REQUIRED ACTION: No pictures, nothing altered: return the data below.

PROVIDED RECORDS:

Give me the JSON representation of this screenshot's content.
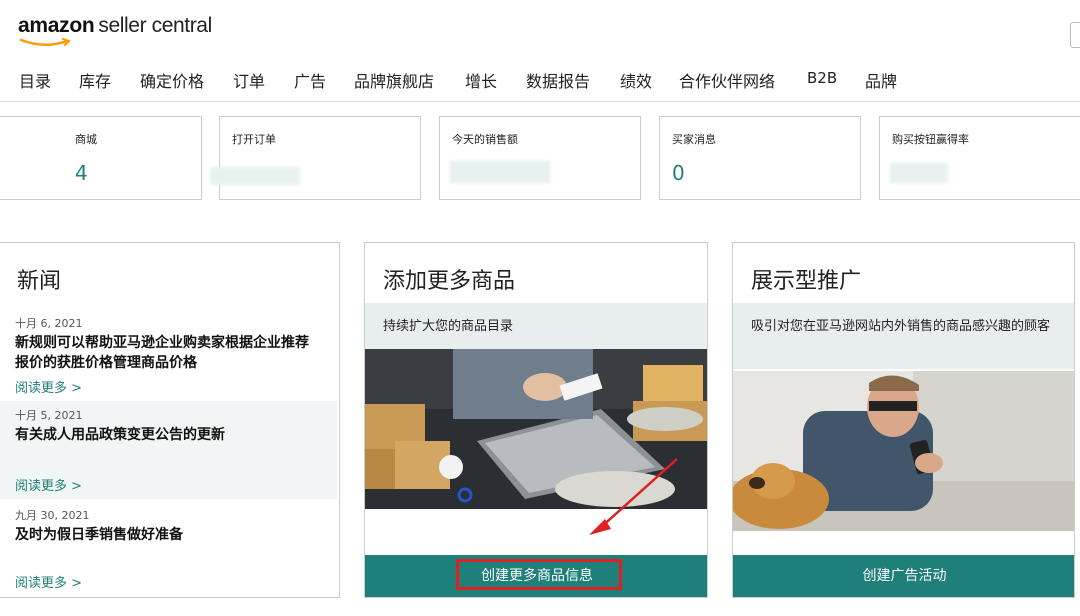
{
  "header": {
    "logo_amazon": "amazon",
    "logo_seller_central": "seller central"
  },
  "nav": [
    {
      "label": "目录"
    },
    {
      "label": "库存"
    },
    {
      "label": "确定价格"
    },
    {
      "label": "订单"
    },
    {
      "label": "广告"
    },
    {
      "label": "品牌旗舰店"
    },
    {
      "label": "增长"
    },
    {
      "label": "数据报告"
    },
    {
      "label": "绩效"
    },
    {
      "label": "合作伙伴网络"
    },
    {
      "label": "B2B"
    },
    {
      "label": "品牌"
    }
  ],
  "metrics": [
    {
      "label": "商城",
      "value": "4"
    },
    {
      "label": "打开订单",
      "value": ""
    },
    {
      "label": "今天的销售额",
      "value": ""
    },
    {
      "label": "买家消息",
      "value": "0"
    },
    {
      "label": "购买按钮赢得率",
      "value": ""
    }
  ],
  "news": {
    "title": "新闻",
    "items": [
      {
        "date": "十月 6, 2021",
        "headline": "新规则可以帮助亚马逊企业购卖家根据企业推荐报价的获胜价格管理商品价格",
        "more": "阅读更多 >"
      },
      {
        "date": "十月 5, 2021",
        "headline": "有关成人用品政策变更公告的更新",
        "more": "阅读更多 >"
      },
      {
        "date": "九月 30, 2021",
        "headline": "及时为假日季销售做好准备",
        "more": "阅读更多 >"
      }
    ]
  },
  "add_products": {
    "title": "添加更多商品",
    "subtitle": "持续扩大您的商品目录",
    "cta": "创建更多商品信息"
  },
  "display_ads": {
    "title": "展示型推广",
    "subtitle": "吸引对您在亚马逊网站内外销售的商品感兴趣的顾客",
    "cta": "创建广告活动"
  },
  "colors": {
    "accent": "#1f7f7a",
    "highlight": "#e02020",
    "band": "#e8edee"
  }
}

EXERCISE RESPONSE:
Give me the JSON representation of this screenshot's content.
{
  "header": {
    "logo_amazon": "amazon",
    "logo_seller_central": "seller central"
  },
  "nav": [
    {
      "label": "目录"
    },
    {
      "label": "库存"
    },
    {
      "label": "确定价格"
    },
    {
      "label": "订单"
    },
    {
      "label": "广告"
    },
    {
      "label": "品牌旗舰店"
    },
    {
      "label": "增长"
    },
    {
      "label": "数据报告"
    },
    {
      "label": "绩效"
    },
    {
      "label": "合作伙伴网络"
    },
    {
      "label": "B2B"
    },
    {
      "label": "品牌"
    }
  ],
  "metrics": [
    {
      "label": "商城",
      "value": "4"
    },
    {
      "label": "打开订单",
      "value": ""
    },
    {
      "label": "今天的销售额",
      "value": ""
    },
    {
      "label": "买家消息",
      "value": "0"
    },
    {
      "label": "购买按钮赢得率",
      "value": ""
    }
  ],
  "news": {
    "title": "新闻",
    "items": [
      {
        "date": "十月 6, 2021",
        "headline": "新规则可以帮助亚马逊企业购卖家根据企业推荐报价的获胜价格管理商品价格",
        "more": "阅读更多 >"
      },
      {
        "date": "十月 5, 2021",
        "headline": "有关成人用品政策变更公告的更新",
        "more": "阅读更多 >"
      },
      {
        "date": "九月 30, 2021",
        "headline": "及时为假日季销售做好准备",
        "more": "阅读更多 >"
      }
    ]
  },
  "add_products": {
    "title": "添加更多商品",
    "subtitle": "持续扩大您的商品目录",
    "cta": "创建更多商品信息"
  },
  "display_ads": {
    "title": "展示型推广",
    "subtitle": "吸引对您在亚马逊网站内外销售的商品感兴趣的顾客",
    "cta": "创建广告活动"
  },
  "colors": {
    "accent": "#1f7f7a",
    "highlight": "#e02020",
    "band": "#e8edee"
  }
}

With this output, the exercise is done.